Who am I?
But enough about me. This newsletter is about you. I want to have an open discussion with you about the state management problems you face in your day-to-day work. We’ll be exploring all sorts of past research and new insights about different state concepts, techniques, tools, and more that will help you be productive.
So feel free to reply to this email with any topics you would like to discuss. I’m all ears! 🎧
Speaking of the initial issue, I want to talk briefly about what an initial state is. For those familiar with finite state machines, this is the default state that a machine is in, since it always has to be in exactly one state. It’s the “starting” state, and all other states should be reachable from that starting state.
Consider an app that you’ve recently worked on. What is the initial state of it? It might be a login screen, or a splash page, or a loading spinner, or the main app itself.

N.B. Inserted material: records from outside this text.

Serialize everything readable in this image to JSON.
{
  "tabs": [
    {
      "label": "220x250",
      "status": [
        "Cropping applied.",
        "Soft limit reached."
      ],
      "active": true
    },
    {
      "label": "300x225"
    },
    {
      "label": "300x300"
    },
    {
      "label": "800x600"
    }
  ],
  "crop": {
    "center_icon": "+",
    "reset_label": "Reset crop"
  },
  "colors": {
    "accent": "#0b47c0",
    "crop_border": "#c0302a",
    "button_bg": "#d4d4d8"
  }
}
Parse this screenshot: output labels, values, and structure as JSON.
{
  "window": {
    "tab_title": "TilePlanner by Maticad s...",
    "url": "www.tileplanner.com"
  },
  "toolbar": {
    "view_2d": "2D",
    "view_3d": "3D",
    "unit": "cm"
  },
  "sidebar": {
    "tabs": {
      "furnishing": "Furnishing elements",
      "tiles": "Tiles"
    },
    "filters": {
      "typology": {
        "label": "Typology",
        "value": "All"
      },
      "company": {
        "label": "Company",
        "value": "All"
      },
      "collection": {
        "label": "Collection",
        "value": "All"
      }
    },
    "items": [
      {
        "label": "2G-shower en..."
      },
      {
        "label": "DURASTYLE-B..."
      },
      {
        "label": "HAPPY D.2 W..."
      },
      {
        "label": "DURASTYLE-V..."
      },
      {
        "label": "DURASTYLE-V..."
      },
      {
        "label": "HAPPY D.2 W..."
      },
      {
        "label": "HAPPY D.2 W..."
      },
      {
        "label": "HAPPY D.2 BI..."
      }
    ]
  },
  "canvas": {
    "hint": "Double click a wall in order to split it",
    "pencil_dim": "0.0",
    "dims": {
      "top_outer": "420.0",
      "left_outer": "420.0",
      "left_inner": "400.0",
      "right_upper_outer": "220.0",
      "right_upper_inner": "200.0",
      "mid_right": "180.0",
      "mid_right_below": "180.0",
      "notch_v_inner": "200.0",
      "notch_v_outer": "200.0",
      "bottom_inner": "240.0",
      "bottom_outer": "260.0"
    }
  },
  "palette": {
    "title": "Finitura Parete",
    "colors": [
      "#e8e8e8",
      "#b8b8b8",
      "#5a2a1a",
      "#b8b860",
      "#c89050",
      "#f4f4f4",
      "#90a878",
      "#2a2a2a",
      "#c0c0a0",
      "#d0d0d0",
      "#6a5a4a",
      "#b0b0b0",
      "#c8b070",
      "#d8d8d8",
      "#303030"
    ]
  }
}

Some of you might say “it depends” – for instance, the app might initially be on the dashboard if the user is already logged in; otherwise, it might be on the login screen.
But here’s the interesting thing - it does not depend! Your app can only have one initial state, and that initial state is always the same. Always.
Before you disagree, let’s work the previous example through. You might think “well, the initial state is either the dashboard or the login screen, it depends…” – but that “it depends” state itself is the initial state!
When you turn on any sort of machine, it might conditionally show an initial screen, but the first (invisible) thing that it does is decide which screen to show. This can be instantaneous; this can take time. But the circuitry never changes when you turn it off and back on again (sorry to disappoint if you thought this was how all IT problems were solved).
Hopefully that gives a little more insight on how you should model your app states. The initial state should always be the same state.
🎹 I recently discovered midi.city, which is a really cool online synthesizer built by Jack Anderson. He told me that the app migrated to XState from Redux + Redux-Observable. There are so many UI details in here and non-trivial state transitions (try horizontally scrolling the keyboard ⌨️↔️, and watch the key bindings update!), on top of it being really fun to play with.
We’re working really hard on the upcoming XState version 5. There won’t be many breaking changes, but there will be some subtle ones (it is a major release, after all). The main goals for the new version are:
- Simplification. With the “everything is an actor” mentality, communication between machines (and anything else) will be a lot more clear… and even visualizable. Sequence diagrams, anyone?
- Minification. With simplification and modularization, the next version should be a lot smaller. One of the goals is for you to be able to import only the features that you need.
- Visualization. A new visualizer (and dev tools) is also in the works, which will be compatible with V5, as well as machines authored in XState V4.
- Implementation. The internal algorithms have been completely simplified and rewritten to more closely adhere to the SCXML spec. This will make XState machines more easily portable to other libraries in other languages that implement that spec.
There are many other planned updates for XState V5, and some important fixes planned for V4 soon, of course.